Saved data entries:

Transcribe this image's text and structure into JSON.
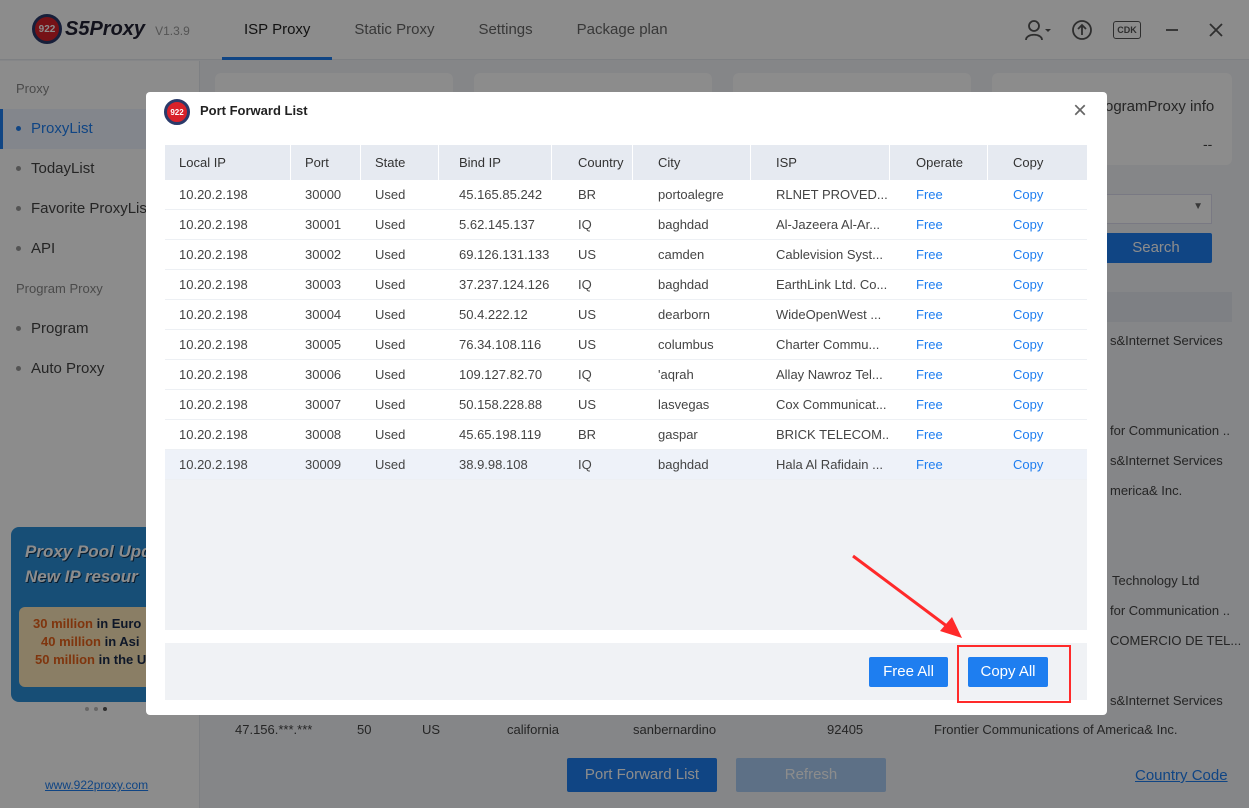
{
  "app": {
    "name_prefix": "922",
    "name": "S5Proxy",
    "version": "V1.3.9"
  },
  "nav": {
    "tabs": [
      "ISP Proxy",
      "Static Proxy",
      "Settings",
      "Package plan"
    ],
    "active": "ISP Proxy"
  },
  "top_icons": {
    "cdk": "CDK"
  },
  "sidebar": {
    "section_proxy": "Proxy",
    "items_proxy": [
      "ProxyList",
      "TodayList",
      "Favorite ProxyList",
      "API"
    ],
    "section_program": "Program Proxy",
    "items_program": [
      "Program",
      "Auto Proxy"
    ],
    "promo": {
      "title1": "Proxy Pool Upd",
      "title2": "New IP resour",
      "line1_num": "30 million",
      "line1_rest": " in Euro",
      "line2_num": "40 million",
      "line2_rest": " in Asi",
      "line3_num": "50 million",
      "line3_rest": " in the US"
    },
    "site": "www.922proxy.com"
  },
  "background": {
    "program_proxy_info": "ogramProxy info",
    "dashes": "--",
    "search": "Search",
    "isp_frag": [
      "s&Internet Services",
      "for Communication ..",
      "s&Internet Services",
      "merica& Inc.",
      "Technology Ltd",
      "for Communication ..",
      "COMERCIO DE TEL...",
      "s&Internet Services"
    ],
    "row": {
      "ip": "47.156.***.***",
      "num": "50",
      "country": "US",
      "state": "california",
      "city": "sanbernardino",
      "zip": "92405",
      "isp": "Frontier Communications of America& Inc."
    },
    "port_forward_list": "Port Forward List",
    "refresh": "Refresh",
    "country_code": "Country Code"
  },
  "modal": {
    "logo": "922",
    "title": "Port Forward List",
    "columns": [
      "Local IP",
      "Port",
      "State",
      "Bind IP",
      "Country",
      "City",
      "ISP",
      "Operate",
      "Copy"
    ],
    "rows": [
      [
        "10.20.2.198",
        "30000",
        "Used",
        "45.165.85.242",
        "BR",
        "portoalegre",
        "RLNET PROVED...",
        "Free",
        "Copy"
      ],
      [
        "10.20.2.198",
        "30001",
        "Used",
        "5.62.145.137",
        "IQ",
        "baghdad",
        "Al-Jazeera Al-Ar...",
        "Free",
        "Copy"
      ],
      [
        "10.20.2.198",
        "30002",
        "Used",
        "69.126.131.133",
        "US",
        "camden",
        "Cablevision Syst...",
        "Free",
        "Copy"
      ],
      [
        "10.20.2.198",
        "30003",
        "Used",
        "37.237.124.126",
        "IQ",
        "baghdad",
        "EarthLink Ltd. Co...",
        "Free",
        "Copy"
      ],
      [
        "10.20.2.198",
        "30004",
        "Used",
        "50.4.222.12",
        "US",
        "dearborn",
        "WideOpenWest ...",
        "Free",
        "Copy"
      ],
      [
        "10.20.2.198",
        "30005",
        "Used",
        "76.34.108.116",
        "US",
        "columbus",
        "Charter Commu...",
        "Free",
        "Copy"
      ],
      [
        "10.20.2.198",
        "30006",
        "Used",
        "109.127.82.70",
        "IQ",
        "'aqrah",
        "Allay Nawroz Tel...",
        "Free",
        "Copy"
      ],
      [
        "10.20.2.198",
        "30007",
        "Used",
        "50.158.228.88",
        "US",
        "lasvegas",
        "Cox Communicat...",
        "Free",
        "Copy"
      ],
      [
        "10.20.2.198",
        "30008",
        "Used",
        "45.65.198.119",
        "BR",
        "gaspar",
        "BRICK TELECOM...",
        "Free",
        "Copy"
      ],
      [
        "10.20.2.198",
        "30009",
        "Used",
        "38.9.98.108",
        "IQ",
        "baghdad",
        "Hala Al Rafidain ...",
        "Free",
        "Copy"
      ]
    ],
    "free_all": "Free All",
    "copy_all": "Copy All"
  },
  "colors": {
    "accent": "#1e7ef0",
    "highlight": "#ff2a2a",
    "logo_red": "#d8222a"
  }
}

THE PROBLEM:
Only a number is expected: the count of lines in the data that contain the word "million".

WRITTEN RESPONSE:
3